By Matthew Chayes | February 18, 2023
Paint cans and cardboard boxes kept hazardously in an office tower’s electrical room. Blocked exits and stairways. Fireworks improperly handled, or a packed-like-sardines nightclub way over the legal occupancy.
About 85 supervisors of the FDNY Bureau of Fire Prevention civilian personnel who work to prevent those dangerous conditions — and the resulting threats to life — were promoted Friday morning.
“Inspections are so crucial to public safety, both for New Yorkers and for the firefighters who respond to so many dangerous situations. Every inspection matters. The work you do is preventing fires, ensuring alarm and sprinkler systems are functioning properly and essentially helping to arm our firefighters with information they need to help them to fight fires and save lives,” Chief of Department John Hodgens said at the promotion ceremony, held in the auditorium of the FDNY’s Randalls Island training campus.
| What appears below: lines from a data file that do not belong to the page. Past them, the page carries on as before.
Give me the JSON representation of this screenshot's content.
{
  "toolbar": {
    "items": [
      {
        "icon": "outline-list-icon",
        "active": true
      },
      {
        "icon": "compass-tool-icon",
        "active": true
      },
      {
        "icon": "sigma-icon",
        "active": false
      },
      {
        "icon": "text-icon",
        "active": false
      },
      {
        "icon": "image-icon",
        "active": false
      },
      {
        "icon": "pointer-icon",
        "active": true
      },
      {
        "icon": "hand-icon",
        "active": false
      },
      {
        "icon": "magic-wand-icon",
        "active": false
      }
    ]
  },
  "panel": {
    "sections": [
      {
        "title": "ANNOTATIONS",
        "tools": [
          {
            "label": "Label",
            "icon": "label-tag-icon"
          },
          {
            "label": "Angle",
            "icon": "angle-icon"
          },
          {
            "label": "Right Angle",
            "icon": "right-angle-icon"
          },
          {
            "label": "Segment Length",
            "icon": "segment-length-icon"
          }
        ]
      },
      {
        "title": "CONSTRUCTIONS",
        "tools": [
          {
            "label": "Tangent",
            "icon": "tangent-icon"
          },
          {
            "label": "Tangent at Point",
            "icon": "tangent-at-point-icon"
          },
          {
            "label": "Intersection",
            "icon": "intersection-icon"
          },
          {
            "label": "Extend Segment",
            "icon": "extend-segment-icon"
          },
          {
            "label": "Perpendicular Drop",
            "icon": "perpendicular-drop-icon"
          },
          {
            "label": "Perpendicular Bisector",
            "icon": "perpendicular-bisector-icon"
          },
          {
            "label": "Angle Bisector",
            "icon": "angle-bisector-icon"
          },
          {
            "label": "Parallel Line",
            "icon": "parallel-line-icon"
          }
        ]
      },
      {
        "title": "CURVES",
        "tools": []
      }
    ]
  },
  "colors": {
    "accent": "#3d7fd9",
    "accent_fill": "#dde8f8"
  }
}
The promotions come as the number of inspections, summonses and violations are down in recent years, according to the Mayor’s Management Report.
The bureau can issue FDNY summonses for minor infractions, such as a missing fire extinguisher. There are worse infractions, such as blocked exits in schools, which could mean criminal court summonses, William Romer of North Merrick, 57, who was promoted from deputy chief inspector to chief inspector at the ceremony, said in an interview after the ceremony.
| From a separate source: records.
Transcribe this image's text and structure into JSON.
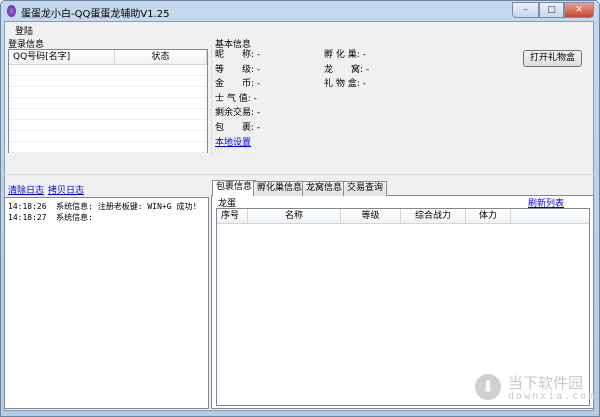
{
  "window": {
    "title": "蛋蛋龙小白-QQ蛋蛋龙辅助V1.25",
    "minimize": "–",
    "maximize": "□",
    "close": "✕"
  },
  "menu": [
    "登陆"
  ],
  "login": {
    "group": "登录信息",
    "columns": [
      "QQ号码[名字]",
      "状态"
    ],
    "rows": []
  },
  "basic": {
    "group": "基本信息",
    "left": [
      {
        "label": "昵　　称:",
        "value": "-"
      },
      {
        "label": "等　　级:",
        "value": "-"
      },
      {
        "label": "金　　币:",
        "value": "-"
      },
      {
        "label": "士 气 值:",
        "value": "-"
      },
      {
        "label": "剩余交易:",
        "value": "-"
      },
      {
        "label": "包　　裹:",
        "value": "-"
      }
    ],
    "right": [
      {
        "label": "孵 化 巢:",
        "value": "-"
      },
      {
        "label": "龙　　窝:",
        "value": "-"
      },
      {
        "label": "礼 物 盒:",
        "value": "-"
      }
    ],
    "settings_link": "本地设置",
    "open_gift_button": "打开礼物盒"
  },
  "log": {
    "clear": "清除日志",
    "copy": "拷贝日志",
    "entries": [
      {
        "time": "14:18:26",
        "text": "系统信息: 注册老板键: WIN+G 成功!"
      },
      {
        "time": "14:18:27",
        "text": "系统信息:"
      }
    ]
  },
  "tabs": [
    "包裹信息",
    "孵化巢信息",
    "龙窝信息",
    "交易查询"
  ],
  "bag": {
    "group": "龙蛋",
    "refresh": "刷新列表",
    "columns": [
      "序号",
      "名称",
      "等级",
      "综合战力",
      "体力"
    ],
    "rows": []
  },
  "watermark": {
    "name": "当下软件园",
    "url": "downxia.com"
  }
}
He has been with the FDNY’s Bureau of Fire Prevention since 1993 and has been a volunteer firefighter with several departments on Long Island, including Wantagh, Hempstead, Manhasset-Lakeville and North Bellmore.
“I’ve always wanted to be a fireman, ever since I was a little kid. My father was an honorary member in Hempstead. My grandfather was a fireman. So I grew up living it on Long Island my whole life, so when I turned 18, I joined the volunteer fire department,” he said.
He said he had also worked for a fire extinguisher company, giving him knowledge that helped when he took the test to be hired at the FDNY bureau.
His duties have included inspecting fire alarms in high-rise buildings, supervising the loading of fireworks, and working in the laboratory unit, which deals with hospitals’ storage of chemicals, and handling of compressed gasses and bulk oxygen.
The bureau’s jobs are filled using a separate test from the firefighting and emergency medical services.
According to the most recent Mayor’s Management Report, the civilian fire prevention personnel completed 149,300 inspections in fiscal year 2022, issued 29,456 violations, with 25,521 violations corrected, and 220 summonses issued, according to the 2023 Mayor’s Management Report.
The correction rate of violations for the most recent year, 76%, is down from previous years: It was 83% in fiscal year 2021, 86% in fiscal year 2020 and 87% in fiscal year 2019. The number of summonses issued has also gone down: 7,225 in fiscal year 2019, 3,827 in fiscal year 2020, 1,521 in fiscal year 2021 and 220 in fiscal year 2022. The number of violations has also been dropping. It was 65,201 as recently as fiscal year 2019, according to a previous management report.